Examine each line of the data. Copy the line if it includes the word "username".

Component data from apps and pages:
----

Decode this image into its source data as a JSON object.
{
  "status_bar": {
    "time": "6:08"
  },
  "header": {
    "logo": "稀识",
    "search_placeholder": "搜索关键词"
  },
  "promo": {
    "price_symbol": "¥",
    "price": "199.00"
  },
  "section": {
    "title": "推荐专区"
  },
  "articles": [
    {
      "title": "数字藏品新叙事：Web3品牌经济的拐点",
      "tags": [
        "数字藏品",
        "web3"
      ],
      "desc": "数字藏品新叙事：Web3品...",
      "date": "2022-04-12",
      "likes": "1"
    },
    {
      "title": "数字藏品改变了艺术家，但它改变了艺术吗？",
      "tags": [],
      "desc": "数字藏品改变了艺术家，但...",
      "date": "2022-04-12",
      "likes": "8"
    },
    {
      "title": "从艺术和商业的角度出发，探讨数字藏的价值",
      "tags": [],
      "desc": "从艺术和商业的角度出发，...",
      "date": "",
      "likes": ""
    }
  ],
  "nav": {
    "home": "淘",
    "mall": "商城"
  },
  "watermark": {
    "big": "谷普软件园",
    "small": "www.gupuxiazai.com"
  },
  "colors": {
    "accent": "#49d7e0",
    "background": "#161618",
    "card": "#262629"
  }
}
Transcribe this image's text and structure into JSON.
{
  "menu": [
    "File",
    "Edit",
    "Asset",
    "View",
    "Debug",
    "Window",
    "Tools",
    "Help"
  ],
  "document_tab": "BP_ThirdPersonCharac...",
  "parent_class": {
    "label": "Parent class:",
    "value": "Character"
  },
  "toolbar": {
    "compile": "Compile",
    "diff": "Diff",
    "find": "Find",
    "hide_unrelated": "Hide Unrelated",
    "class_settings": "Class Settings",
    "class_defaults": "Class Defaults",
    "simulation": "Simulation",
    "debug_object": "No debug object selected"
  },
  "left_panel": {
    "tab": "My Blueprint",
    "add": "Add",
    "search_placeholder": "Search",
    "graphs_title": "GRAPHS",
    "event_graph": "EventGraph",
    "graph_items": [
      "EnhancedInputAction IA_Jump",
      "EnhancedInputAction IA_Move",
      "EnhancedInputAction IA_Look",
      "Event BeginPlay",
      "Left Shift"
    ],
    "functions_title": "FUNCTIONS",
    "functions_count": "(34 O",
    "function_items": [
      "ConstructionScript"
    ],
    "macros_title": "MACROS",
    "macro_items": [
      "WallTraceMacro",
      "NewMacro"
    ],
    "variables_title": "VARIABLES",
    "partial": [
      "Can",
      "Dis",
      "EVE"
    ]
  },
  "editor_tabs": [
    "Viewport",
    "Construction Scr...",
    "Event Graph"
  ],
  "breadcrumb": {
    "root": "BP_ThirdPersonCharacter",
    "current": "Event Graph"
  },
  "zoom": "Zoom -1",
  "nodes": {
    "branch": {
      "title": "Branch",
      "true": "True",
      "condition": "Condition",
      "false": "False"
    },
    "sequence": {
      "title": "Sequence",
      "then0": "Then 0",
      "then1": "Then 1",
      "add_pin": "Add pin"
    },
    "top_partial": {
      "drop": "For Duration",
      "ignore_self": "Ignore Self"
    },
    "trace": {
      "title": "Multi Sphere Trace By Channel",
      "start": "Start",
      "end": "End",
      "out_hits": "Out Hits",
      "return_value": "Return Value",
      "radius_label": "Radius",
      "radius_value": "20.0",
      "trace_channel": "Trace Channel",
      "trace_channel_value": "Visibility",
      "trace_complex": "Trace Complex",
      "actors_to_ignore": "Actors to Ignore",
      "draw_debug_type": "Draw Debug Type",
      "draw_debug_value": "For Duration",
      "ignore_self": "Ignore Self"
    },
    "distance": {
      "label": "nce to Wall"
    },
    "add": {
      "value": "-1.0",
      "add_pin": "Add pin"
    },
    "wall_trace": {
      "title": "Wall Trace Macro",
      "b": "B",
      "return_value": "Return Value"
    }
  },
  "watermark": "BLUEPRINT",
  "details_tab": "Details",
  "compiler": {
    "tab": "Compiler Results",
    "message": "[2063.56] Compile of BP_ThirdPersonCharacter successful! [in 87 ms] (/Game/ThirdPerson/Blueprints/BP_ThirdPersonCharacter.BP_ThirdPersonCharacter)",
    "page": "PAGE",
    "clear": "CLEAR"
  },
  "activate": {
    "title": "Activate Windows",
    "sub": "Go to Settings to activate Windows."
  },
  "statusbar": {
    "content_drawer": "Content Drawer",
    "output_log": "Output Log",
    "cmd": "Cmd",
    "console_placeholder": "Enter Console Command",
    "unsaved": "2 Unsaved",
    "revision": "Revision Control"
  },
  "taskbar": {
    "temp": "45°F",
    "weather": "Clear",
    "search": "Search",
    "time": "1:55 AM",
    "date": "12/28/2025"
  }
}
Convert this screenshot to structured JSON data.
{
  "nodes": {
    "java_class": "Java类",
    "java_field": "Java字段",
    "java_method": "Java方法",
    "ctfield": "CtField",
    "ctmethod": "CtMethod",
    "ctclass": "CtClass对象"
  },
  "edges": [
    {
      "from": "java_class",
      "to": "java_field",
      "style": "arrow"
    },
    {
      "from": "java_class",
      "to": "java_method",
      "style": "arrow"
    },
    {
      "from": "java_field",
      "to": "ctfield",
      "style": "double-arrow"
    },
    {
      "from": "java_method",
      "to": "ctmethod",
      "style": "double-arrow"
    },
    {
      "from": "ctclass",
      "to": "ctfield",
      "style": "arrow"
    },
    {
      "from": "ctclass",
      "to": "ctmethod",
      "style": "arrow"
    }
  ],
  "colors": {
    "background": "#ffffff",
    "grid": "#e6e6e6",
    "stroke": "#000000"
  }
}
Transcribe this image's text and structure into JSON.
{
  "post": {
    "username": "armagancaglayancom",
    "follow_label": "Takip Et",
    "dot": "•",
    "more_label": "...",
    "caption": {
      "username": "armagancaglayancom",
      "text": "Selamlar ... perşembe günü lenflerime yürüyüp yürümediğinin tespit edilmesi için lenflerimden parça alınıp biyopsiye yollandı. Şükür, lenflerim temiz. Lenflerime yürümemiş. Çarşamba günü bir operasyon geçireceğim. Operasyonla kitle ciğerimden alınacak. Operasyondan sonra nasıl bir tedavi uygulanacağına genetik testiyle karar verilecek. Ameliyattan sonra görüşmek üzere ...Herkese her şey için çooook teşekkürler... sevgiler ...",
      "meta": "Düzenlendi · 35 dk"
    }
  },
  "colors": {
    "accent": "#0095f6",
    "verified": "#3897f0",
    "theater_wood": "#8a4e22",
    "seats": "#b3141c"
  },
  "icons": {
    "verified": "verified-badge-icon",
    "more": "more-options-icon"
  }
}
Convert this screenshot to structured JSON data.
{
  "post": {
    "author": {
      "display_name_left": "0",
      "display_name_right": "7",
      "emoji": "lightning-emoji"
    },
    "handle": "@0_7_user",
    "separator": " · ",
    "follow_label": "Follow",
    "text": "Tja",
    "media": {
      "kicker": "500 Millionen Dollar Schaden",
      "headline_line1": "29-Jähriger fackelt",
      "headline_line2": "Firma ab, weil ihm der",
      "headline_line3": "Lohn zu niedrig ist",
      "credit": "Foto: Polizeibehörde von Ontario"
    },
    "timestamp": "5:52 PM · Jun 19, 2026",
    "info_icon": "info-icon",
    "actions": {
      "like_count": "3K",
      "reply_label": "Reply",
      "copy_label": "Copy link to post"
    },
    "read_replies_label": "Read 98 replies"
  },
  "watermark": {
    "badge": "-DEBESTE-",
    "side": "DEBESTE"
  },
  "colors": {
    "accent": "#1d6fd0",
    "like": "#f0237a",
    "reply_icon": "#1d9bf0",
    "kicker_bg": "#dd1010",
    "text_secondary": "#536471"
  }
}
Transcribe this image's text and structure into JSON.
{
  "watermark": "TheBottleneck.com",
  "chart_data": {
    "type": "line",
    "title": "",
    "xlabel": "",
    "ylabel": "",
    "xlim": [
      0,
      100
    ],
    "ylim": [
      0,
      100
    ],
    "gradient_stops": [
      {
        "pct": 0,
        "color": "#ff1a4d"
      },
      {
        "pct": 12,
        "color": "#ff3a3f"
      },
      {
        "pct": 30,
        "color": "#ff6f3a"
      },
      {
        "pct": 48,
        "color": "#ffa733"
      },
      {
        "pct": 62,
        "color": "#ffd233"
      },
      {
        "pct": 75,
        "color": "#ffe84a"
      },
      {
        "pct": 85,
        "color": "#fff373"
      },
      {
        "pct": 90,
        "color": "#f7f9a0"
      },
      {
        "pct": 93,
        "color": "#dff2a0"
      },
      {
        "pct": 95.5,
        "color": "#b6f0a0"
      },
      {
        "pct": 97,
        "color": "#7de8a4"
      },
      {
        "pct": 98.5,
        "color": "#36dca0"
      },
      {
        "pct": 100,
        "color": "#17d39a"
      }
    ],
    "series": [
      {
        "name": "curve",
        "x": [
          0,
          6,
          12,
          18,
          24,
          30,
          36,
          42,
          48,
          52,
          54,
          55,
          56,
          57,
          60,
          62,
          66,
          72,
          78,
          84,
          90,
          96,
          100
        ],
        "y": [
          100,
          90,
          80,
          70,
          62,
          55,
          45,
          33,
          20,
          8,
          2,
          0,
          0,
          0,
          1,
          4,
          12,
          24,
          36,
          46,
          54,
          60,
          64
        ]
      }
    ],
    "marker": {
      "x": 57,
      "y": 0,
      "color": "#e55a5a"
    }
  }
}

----

> [Solution below]:
    "username": "armagancaglayancom",
      "username": "armagancaglayancom",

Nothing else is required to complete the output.